Atlas, Daphnis, and Pan are small, inner, ring moons of Saturn, shown at the same scale in this montage of images from the still Saturn-orbiting Cassini spacecraft. In fact, Daphnis was discovered in Cassini images from 2005. Atlas and Pan were first sighted in images from the Voyager 1 and 2 spacecraft. Flying saucer-shaped Atlas orbits near the outer edge of Saturn's bright A Ring while Daphnis orbits inside the A Ring's narrow Keeler Gap and Pan within the A Ring's larger Encke Gap. The curious equatorial ridges of the small ring moons could be built up by the accumulation of ring material over time. Even diminutive Daphnis makes waves in the ring material as it glides along the edge of the Keeler Gap.

July 4, 2017

Aphelion Sunrise

On July 3rd, planet Earth reached aphelion, the farthest point in its elliptical orbit around the Sun. Each year, this day of the most distant Sun happens to occur during winter in the southern hemisphere.
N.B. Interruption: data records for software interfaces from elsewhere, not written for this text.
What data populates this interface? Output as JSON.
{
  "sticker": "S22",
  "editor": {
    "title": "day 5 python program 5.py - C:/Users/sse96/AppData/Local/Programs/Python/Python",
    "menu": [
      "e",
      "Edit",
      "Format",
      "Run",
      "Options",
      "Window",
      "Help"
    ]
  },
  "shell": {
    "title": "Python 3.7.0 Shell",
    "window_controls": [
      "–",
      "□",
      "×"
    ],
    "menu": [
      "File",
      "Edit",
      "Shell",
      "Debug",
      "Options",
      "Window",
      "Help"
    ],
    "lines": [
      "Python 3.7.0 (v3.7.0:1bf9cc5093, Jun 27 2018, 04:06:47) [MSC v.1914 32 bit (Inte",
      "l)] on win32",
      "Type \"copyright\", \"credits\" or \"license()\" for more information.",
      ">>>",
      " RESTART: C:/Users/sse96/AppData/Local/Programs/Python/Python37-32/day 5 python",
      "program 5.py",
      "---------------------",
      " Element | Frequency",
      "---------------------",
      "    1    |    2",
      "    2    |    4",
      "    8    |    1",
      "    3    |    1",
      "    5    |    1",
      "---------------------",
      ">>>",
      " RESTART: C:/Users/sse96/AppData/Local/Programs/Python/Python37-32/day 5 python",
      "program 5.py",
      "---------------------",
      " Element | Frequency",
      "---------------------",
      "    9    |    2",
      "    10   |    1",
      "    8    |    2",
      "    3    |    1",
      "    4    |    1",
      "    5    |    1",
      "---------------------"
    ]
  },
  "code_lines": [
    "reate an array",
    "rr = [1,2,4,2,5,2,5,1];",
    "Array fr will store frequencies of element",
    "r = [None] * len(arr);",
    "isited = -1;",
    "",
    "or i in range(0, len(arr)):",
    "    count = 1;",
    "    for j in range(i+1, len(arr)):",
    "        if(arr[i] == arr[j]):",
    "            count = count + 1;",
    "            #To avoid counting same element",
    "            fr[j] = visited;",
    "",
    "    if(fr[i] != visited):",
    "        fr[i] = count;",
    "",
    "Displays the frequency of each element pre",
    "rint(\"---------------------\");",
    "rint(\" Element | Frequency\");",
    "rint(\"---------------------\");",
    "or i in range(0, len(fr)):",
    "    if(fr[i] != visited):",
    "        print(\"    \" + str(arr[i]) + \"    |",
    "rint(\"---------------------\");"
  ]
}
That's where this aphelion sunrise from 2015 was captured in a time series composite against the skyline of Brisbane, Australia. Of course, seasons for our fair planet are not determined by distance to the Sun, but by the tilt of Earth's rotational axis with respect to the ecliptic, the plane of its orbit. Fondly known as the obliquity of the ecliptic, the angle of the tilt is about 23.4 degrees from perpendicular to the orbital plane. So the most distant sunrise occurs during northern summer, when the planet's north pole is tilted toward the Sun and the north enjoys longer, warmer days. via NASA http://ift.tt/2ulvNQp

July 2, 2017

The Summer Triangle over the Great Wall

Have you ever seen the Summer Triangle? The bright stars Vega, Deneb, and Altair form a large triangle on the sky that can be seen rising in the northern spring during the morning, and rising in the northern fall during the evening. During summer months, the triangle can be found nearly overhead near midnight as three of the brightest stars on the sky. Featured here, along with the arch of the central band of our Milky Way Galaxy, the Summer Triangle asterism was captured this spring over the Great Wall of China. This part of the Great Wall, a World Culture Heritage Site, was built during the 6th century on the Yan Mountains. At the summit is Wangjinglou Tower from which, on a clear night, the lights of Beijing are visible in the distance. via NASA http://ift.tt/2udOcP0

July 1, 2017

Mountains of Dust in the Carina Nebula

It's stars versus dust in the Carina Nebula and the stars are winning. More precisely, the energetic light and winds from massive newly formed stars are evaporating and dispersing the dusty stellar nurseries in which they formed. Located in the Carina Nebula and known informally as Mystic Mountain, these pillar's appearance is dominated by the dark dust even though it is composed mostly of clear hydrogen gas. Dust pillars such as these are actually much thinner than air and only appear as mountains due to relatively small amounts of opaque interstellar dust. About 7,500 light-years distant, the featured image was taken with the Hubble Space Telescope and highlights an interior region of Carina which spans about three light years. Within a few million years, the stars will likely win out completely and the entire dust mountain will evaporate. via NASA http://ift.tt/2uvhGqS